2) The agencies that my partner and parents contacted (US, Greek and Ecuadorean Coast Guard, Global Rescue) treated the SPOT "Help" message as credible. Nobody at any point suggested that the device had a track record of false positives or was unreliable in the least. That, at least, is heartening.

3) These agencies are AMAZING. They are total pros. They apparently did an incredible job sorting it all out, and interfacing with each other, and they were completely unfazed (the same cannot be said of some of the private parties involved) when it turned out to have been a malfunction. Treat these first responders with courtesy and respect, and they will save your hide. As first world citizens, we are so fortunate to have them available to back us up.

4) In the end, while the OK-mode for the SPOT is convenient and nice to have, I WILL NEVER USE IT AGAIN. I can understand how a device might fail to work, that is, how it can fail OFF. But I now know that an un-abused, un-wetted, comfortable SPOT can, for no apparent reason at all, fail ON. I cannot possibly take the chance that, while I'm just trying to say "Hi, I'm here, I'm OK", it will accidentally report me as being in distress, distressing all my people, in turn, and potentially launching a rescue. Screw the convenience and novelty of saying "I'm OK". The bottom line: I cannot do without SOS. I can do without OK. But then why own a SPOT instead of, say, a Personal Locator Beacon of some kind? But also, is the implication that people must personally experience a false positive before they realize that the risks associated with OK-mode are not worth it? And are false positives like this not bound to erode first responder confidence, in the long run? The answer to these questions depends on the specifics of the statistical distribution of false positives -- i.e. are they rare events, or are they significant (my data point: ~1/40 OKs turned into a false stream of Helps; that is *horrible*, statistically)? I hope, for the sake of those of us who may have to use a SPOT in a real emergency some day, that SPOT is doing its homework.

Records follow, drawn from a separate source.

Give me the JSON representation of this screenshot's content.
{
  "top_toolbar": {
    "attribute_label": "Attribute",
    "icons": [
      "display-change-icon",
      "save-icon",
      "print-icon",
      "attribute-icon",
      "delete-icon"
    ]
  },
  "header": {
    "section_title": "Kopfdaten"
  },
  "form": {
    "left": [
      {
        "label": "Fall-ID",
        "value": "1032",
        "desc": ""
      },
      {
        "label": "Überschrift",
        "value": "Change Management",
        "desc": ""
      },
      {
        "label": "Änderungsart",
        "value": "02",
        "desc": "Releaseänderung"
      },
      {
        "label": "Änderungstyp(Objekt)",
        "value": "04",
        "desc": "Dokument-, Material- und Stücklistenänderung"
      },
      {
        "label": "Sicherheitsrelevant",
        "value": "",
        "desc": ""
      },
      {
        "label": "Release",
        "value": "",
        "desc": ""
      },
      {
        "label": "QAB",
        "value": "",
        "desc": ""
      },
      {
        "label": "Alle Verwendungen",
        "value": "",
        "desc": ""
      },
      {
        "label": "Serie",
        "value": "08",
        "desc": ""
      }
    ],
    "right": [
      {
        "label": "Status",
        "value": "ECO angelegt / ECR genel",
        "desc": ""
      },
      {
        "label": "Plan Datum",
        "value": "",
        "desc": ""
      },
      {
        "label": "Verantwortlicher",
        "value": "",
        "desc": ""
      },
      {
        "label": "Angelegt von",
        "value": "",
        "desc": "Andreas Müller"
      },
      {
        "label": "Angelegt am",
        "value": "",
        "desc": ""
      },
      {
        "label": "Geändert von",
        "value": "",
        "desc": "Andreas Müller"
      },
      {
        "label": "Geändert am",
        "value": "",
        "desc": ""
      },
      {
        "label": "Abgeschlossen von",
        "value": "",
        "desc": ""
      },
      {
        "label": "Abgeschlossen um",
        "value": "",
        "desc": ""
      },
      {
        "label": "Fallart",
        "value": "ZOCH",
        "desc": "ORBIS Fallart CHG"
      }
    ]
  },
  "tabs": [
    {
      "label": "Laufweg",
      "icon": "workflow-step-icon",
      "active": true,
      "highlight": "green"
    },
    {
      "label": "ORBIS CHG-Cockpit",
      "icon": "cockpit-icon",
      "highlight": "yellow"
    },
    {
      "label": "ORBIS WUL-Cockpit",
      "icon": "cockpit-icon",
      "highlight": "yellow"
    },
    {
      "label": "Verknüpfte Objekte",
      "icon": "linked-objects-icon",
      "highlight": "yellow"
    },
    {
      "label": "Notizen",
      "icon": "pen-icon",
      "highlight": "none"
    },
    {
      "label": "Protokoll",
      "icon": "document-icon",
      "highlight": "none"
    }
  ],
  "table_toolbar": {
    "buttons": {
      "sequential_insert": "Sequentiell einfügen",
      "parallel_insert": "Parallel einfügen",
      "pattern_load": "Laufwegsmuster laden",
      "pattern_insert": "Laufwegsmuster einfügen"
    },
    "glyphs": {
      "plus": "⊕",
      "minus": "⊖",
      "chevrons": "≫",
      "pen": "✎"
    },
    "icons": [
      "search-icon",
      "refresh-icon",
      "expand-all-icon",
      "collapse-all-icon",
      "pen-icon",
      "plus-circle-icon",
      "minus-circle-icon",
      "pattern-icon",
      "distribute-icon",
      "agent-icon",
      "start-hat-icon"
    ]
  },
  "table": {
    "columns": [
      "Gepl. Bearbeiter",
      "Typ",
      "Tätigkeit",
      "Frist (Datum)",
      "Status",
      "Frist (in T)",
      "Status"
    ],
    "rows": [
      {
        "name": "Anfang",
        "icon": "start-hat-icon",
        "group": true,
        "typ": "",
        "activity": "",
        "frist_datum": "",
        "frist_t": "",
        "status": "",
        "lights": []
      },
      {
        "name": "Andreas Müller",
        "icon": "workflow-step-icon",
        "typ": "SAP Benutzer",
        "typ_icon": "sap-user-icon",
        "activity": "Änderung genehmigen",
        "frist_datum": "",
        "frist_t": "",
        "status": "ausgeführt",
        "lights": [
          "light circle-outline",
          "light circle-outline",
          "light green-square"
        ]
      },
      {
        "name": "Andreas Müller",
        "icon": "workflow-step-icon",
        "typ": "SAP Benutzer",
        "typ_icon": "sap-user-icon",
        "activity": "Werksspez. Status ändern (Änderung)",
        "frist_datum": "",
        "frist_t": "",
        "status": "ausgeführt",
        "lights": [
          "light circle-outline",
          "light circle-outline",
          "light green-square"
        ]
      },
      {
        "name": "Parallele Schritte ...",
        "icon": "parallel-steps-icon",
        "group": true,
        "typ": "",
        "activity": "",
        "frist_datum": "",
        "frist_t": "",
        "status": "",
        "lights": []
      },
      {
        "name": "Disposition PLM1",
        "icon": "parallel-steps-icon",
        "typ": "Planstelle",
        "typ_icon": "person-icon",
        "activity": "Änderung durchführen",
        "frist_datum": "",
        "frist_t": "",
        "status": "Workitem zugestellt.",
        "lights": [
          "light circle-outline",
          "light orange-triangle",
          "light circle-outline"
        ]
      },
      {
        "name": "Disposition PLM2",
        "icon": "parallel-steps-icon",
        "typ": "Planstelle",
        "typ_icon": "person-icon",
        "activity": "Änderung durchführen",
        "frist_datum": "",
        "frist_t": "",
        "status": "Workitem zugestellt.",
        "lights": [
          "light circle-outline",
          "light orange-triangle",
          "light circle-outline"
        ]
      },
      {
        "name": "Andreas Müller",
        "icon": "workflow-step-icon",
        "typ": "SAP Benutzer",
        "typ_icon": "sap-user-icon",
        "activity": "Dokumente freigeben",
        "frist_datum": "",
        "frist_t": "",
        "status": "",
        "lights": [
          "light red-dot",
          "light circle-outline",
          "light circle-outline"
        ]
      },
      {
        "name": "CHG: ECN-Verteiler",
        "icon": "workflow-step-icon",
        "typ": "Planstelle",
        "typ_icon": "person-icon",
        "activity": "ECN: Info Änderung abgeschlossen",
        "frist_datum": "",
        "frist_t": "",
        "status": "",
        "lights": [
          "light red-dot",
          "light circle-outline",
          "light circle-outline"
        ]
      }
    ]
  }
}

The final chapter in all this is SPOT's response. I wrote them a report of the incident, and said I wanted two things: a) for them to investigate the incident and learn something from it, and b) a replacement device, even though mine was 2 months out of warranty, and even though I vowed never to press OK again. Two days later a customer service agent called me who was obviously completely unaware of the implications of my story. She suggested that I pay $50 for a replacement device and initially had no comment on my sending it in for an investigation. I said that they could either send me a new device for free or cancel my account. She acquiesced and promised they would be sending me a warranty RMA email, with an address to which to mail the faulty device, and would be sending new a device. I pressed her on what kind of investigation they would conduct on the old device, but didn't get anything other than an assurance that they, in fact, would conduct one.

I think a chunk of the serenity prayer is relevant here...

Serene sunset, near the equator.